Birmingham Council went bankrupt and accelerated its debt recovery to collect council tax and other fines by 500% between 2022 and 2023. It was revealed under the Freedom of Information Request. Other councils throughout the United Kingdom also use enforcement agents to recover unpaid debts since many are overstretched with their finances. To highlight the severity of this issue in this month's podcast on Debt Talk, Ripon Ray explored: 'Council finance, tax & debt recovery’. To assist him with the subject, Helen Ganney from Christians Against Poverty explained the challenges the debt advice sector faces in negotiating with some councils when many clients have insufficient funds to pay council tax debts and are in a deficit budget. Yet, there have been challenges with them and their agents to accept minimal payment or to hold enforcement action. She emphasised that many of these agents focus on collecting debts whilst not considering whether some residents can afford to pa

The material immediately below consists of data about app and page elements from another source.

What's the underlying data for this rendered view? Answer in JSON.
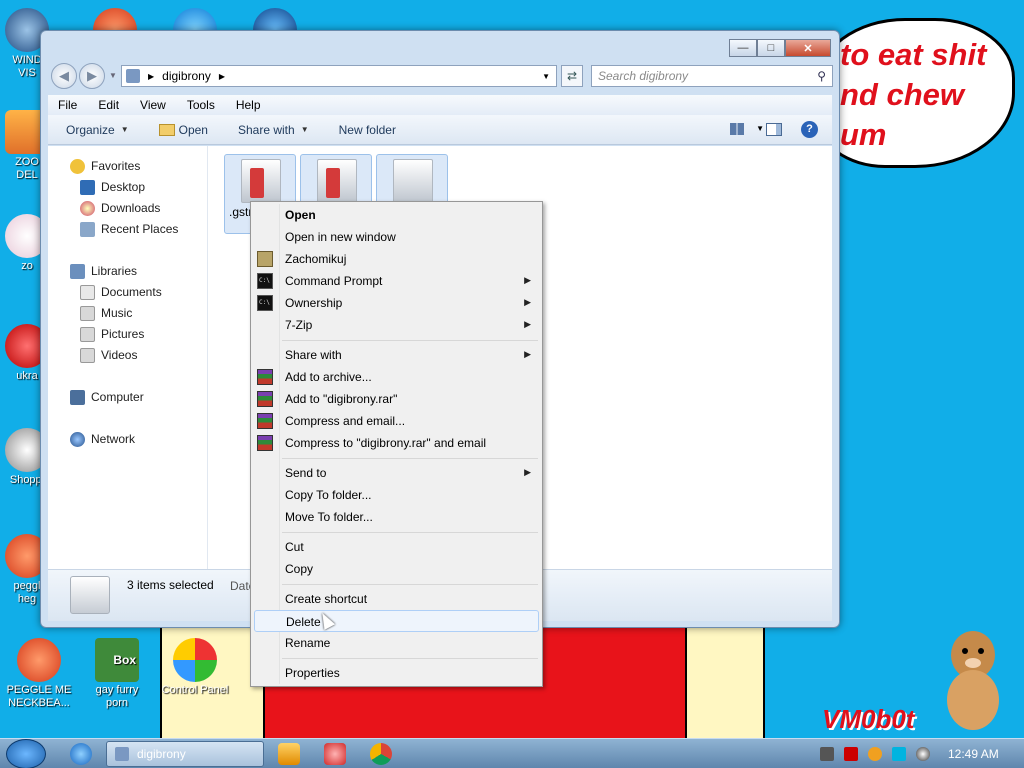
{
  "desktop": {
    "icons": [
      {
        "label": "WIND\nVIS"
      },
      {
        "label": "ZOO\nDEL"
      },
      {
        "label": "zo"
      },
      {
        "label": "ukra"
      },
      {
        "label": "Shoppi"
      },
      {
        "label": "peggl\nheg"
      },
      {
        "label": "PEGGLE ME\nNECKBEA..."
      },
      {
        "label": "gay furry\nporn"
      },
      {
        "label": "Control Panel"
      }
    ],
    "bubble_lines": [
      "to eat shit",
      "nd chew",
      "um"
    ],
    "watermark": "VM0b0t",
    "furry_box_text": "Box"
  },
  "window": {
    "address": {
      "crumb": "digibrony"
    },
    "search": {
      "placeholder": "Search digibrony"
    },
    "menu": [
      "File",
      "Edit",
      "View",
      "Tools",
      "Help"
    ],
    "toolbar": {
      "organize": "Organize",
      "open": "Open",
      "share_with": "Share with",
      "new_folder": "New folder"
    },
    "nav": {
      "favorites": "Favorites",
      "desktop": "Desktop",
      "downloads": "Downloads",
      "recent_places": "Recent Places",
      "libraries": "Libraries",
      "documents": "Documents",
      "music": "Music",
      "pictures": "Pictures",
      "videos": "Videos",
      "computer": "Computer",
      "network": "Network"
    },
    "files": [
      {
        "name": ".gstr"
      },
      {
        "name": ""
      },
      {
        "name": ""
      }
    ],
    "details": {
      "status": "3 items selected",
      "date_label": "Date"
    }
  },
  "context_menu": {
    "items": {
      "open": "Open",
      "open_new_window": "Open in new window",
      "zachomikuj": "Zachomikuj",
      "command_prompt": "Command Prompt",
      "ownership": "Ownership",
      "seven_zip": "7-Zip",
      "share_with": "Share with",
      "add_archive": "Add to archive...",
      "add_rar": "Add to \"digibrony.rar\"",
      "compress_email": "Compress and email...",
      "compress_rar_email": "Compress to \"digibrony.rar\" and email",
      "send_to": "Send to",
      "copy_to_folder": "Copy To folder...",
      "move_to_folder": "Move To folder...",
      "cut": "Cut",
      "copy": "Copy",
      "create_shortcut": "Create shortcut",
      "delete": "Delete",
      "rename": "Rename",
      "properties": "Properties"
    }
  },
  "taskbar": {
    "task_label": "digibrony",
    "clock": "12:49 AM"
  }
}
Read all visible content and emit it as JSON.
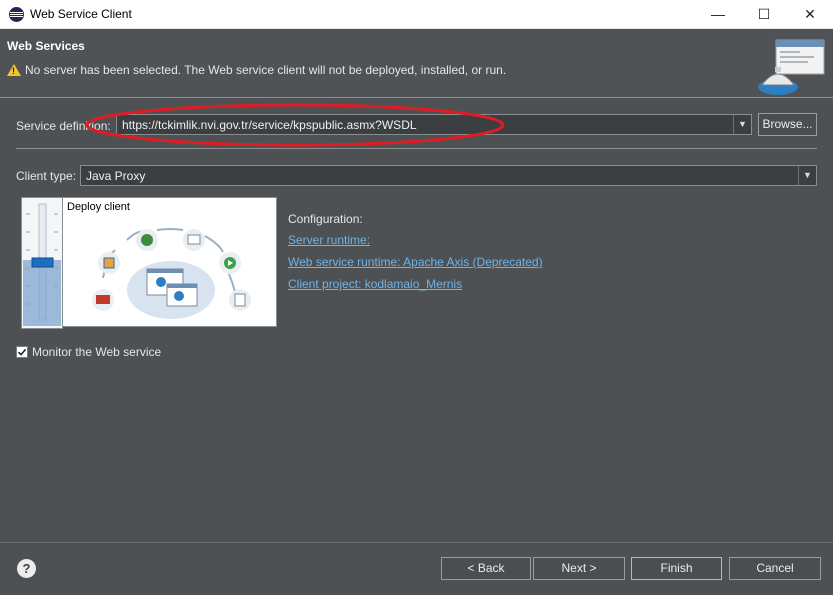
{
  "window": {
    "title": "Web Service Client",
    "controls": {
      "minimize": "—",
      "maximize": "☐",
      "close": "✕"
    }
  },
  "banner": {
    "title": "Web Services",
    "message": "No server has been selected. The Web service client will not be deployed, installed, or run."
  },
  "service_definition": {
    "label": "Service definition:",
    "value": "https://tckimlik.nvi.gov.tr/service/kpspublic.asmx?WSDL",
    "browse_label": "Browse..."
  },
  "client_type": {
    "label": "Client type:",
    "value": "Java Proxy"
  },
  "deploy_panel": {
    "title": "Deploy client",
    "slider_level": 0.5
  },
  "configuration": {
    "title": "Configuration:",
    "server_runtime": "Server runtime: ",
    "web_service_runtime": "Web service runtime: Apache Axis (Deprecated)",
    "client_project": "Client project: kodlamaio_Mernis"
  },
  "monitor": {
    "label": "Monitor the Web service",
    "checked": true
  },
  "footer": {
    "help": "?",
    "back_label": "< Back",
    "next_label": "Next >",
    "finish_label": "Finish",
    "cancel_label": "Cancel"
  },
  "colors": {
    "accent_link": "#6fb3e8",
    "annotation_red": "#e01b24",
    "background": "#4d5153"
  }
}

Debt News (Feb 2024)

Monthly Debt News looks at debts and the causes of debts in Britain from various sources selected for professionals to make the debt sector simple. This month’s Debt News includes councils warning MPs the fear of bankruptcy,   MPs recommend councils should not be chasing debters who are unable to afford to pay debts, a rise in enforcement agents by £20% to recover council tax debts, mortgage defaults jump since Christmas and a student chased for a student loan that she had not borrowed. There are also bitesize stats to get an overview of the causes of debts in Britain. You can also catch up with previous Debt Talk podcasts if you have missed them.  ——————— News:  ——————— More than 50 councils warn MPs of bankruptcy fears over emergency housing costs One council said it had seen its emergency housing costs almost quadruple over the last six years  More here: Link  ——————— Council tax – councils should not be chasing arrears from households that can least afford it, say MPs The Governmen